However, the MNLA was driven out by the Islamist groups, including Ansar Dine and al-Qaeda in the Islamic Maghreb (AQIM). These groups destroyed very important cultural and religious sites, including mausoleums and shrines, and committed abuses while carrying out punishments under a strict interpretation of Sharia law.
In July Mali's Minister of Justice asked the ICC to investigate crimes committed since the beginning of the January uprising. In December the UN Security Council authorized deployment of an African-led force to support Mali's army in regaining control of the north.
Analysts raised concerns that military intervention could trigger further ethnic conflict, particularly in the form of acts of collective punishment against Tuaregs.

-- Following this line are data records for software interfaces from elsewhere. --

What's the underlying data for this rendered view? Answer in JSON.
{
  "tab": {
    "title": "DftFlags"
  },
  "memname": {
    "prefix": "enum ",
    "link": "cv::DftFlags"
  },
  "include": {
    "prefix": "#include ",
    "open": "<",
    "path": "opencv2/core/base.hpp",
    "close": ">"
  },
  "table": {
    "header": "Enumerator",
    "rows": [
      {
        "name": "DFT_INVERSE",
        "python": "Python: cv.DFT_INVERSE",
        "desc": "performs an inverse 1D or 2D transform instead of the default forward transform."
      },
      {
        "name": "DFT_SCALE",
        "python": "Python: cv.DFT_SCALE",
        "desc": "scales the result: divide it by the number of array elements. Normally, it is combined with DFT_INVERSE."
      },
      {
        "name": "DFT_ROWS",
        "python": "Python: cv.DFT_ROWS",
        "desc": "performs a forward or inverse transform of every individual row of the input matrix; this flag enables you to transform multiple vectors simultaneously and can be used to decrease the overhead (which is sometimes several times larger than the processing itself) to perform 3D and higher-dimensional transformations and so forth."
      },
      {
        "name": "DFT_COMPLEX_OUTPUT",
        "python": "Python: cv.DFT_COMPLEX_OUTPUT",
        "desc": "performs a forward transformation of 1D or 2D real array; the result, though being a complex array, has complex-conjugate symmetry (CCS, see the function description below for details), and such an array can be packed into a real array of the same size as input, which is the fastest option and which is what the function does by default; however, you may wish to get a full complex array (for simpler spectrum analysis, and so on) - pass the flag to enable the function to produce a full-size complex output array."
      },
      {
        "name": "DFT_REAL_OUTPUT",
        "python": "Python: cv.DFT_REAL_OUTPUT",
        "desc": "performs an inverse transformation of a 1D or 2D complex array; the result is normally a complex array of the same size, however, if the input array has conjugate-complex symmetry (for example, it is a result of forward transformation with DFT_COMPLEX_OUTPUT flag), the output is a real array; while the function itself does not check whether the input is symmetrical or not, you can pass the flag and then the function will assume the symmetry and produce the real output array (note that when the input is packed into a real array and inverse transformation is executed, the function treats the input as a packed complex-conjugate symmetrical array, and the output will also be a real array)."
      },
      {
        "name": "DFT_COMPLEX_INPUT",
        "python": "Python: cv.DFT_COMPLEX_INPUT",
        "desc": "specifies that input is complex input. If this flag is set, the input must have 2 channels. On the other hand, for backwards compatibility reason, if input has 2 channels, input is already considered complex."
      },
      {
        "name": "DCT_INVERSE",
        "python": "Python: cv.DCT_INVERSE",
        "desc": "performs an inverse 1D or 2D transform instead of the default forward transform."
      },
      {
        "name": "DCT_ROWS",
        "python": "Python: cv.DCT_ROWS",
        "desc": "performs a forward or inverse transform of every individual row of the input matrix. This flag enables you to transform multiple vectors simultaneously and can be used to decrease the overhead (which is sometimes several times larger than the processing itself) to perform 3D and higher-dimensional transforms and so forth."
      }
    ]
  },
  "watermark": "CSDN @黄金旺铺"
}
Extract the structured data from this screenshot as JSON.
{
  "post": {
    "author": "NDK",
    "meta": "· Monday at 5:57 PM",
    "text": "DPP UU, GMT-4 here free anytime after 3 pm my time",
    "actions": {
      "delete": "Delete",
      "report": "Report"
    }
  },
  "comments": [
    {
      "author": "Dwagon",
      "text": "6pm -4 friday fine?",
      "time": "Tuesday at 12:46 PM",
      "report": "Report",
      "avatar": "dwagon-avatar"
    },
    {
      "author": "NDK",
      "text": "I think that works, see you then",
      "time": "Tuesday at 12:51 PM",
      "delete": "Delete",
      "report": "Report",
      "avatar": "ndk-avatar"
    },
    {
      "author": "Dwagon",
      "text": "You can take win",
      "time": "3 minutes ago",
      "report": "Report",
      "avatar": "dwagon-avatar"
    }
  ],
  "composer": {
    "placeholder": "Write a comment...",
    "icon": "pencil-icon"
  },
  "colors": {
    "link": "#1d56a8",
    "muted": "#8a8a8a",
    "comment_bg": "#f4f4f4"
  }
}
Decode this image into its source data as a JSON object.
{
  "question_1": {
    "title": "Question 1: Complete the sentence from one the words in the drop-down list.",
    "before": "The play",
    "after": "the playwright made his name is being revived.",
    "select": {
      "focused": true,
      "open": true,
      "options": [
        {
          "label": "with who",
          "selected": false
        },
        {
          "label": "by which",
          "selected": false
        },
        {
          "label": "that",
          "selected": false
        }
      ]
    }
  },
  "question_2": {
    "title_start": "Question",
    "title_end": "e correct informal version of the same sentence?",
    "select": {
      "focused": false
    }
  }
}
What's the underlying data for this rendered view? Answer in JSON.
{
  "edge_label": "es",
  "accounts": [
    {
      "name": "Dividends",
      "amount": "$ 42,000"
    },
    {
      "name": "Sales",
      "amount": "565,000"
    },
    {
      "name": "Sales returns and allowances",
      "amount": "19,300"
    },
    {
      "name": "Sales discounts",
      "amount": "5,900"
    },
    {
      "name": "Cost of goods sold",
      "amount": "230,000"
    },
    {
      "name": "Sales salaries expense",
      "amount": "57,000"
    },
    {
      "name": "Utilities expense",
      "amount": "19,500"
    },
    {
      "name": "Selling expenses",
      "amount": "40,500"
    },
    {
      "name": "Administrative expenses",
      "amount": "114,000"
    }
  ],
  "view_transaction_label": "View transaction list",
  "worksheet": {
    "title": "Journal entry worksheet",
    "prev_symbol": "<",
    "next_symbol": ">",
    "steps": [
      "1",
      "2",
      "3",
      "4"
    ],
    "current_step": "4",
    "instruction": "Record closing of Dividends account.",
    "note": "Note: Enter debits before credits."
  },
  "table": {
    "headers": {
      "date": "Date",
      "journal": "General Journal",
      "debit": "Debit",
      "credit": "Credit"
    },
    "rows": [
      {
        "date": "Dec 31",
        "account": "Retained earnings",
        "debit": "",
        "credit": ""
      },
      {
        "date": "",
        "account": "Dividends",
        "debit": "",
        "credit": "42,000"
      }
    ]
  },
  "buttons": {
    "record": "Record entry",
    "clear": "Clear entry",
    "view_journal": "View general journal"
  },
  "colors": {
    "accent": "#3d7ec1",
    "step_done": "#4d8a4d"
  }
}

The armed conflict added to the burdens of a population already confronting food insecurity. Conflict interrupted basic services and destroyed health infrastructure, weakening responses to outbreaks of cholera and malaria.
Reports indicated that the strict imposition of Sharia law further impeded health services, with armed men at times disrupting services to verify that female patients and staff were covered, or banning radio-based health campaigns on religious grounds. As the year progressed, aid workers reported that child malnutrition in Mali was reaching emergency levels. In January 2013 an estimated 585,000 people were suffering from food insecurity, with a further 1.2 million at risk, out of a total population of 1.8 million in northern Mali.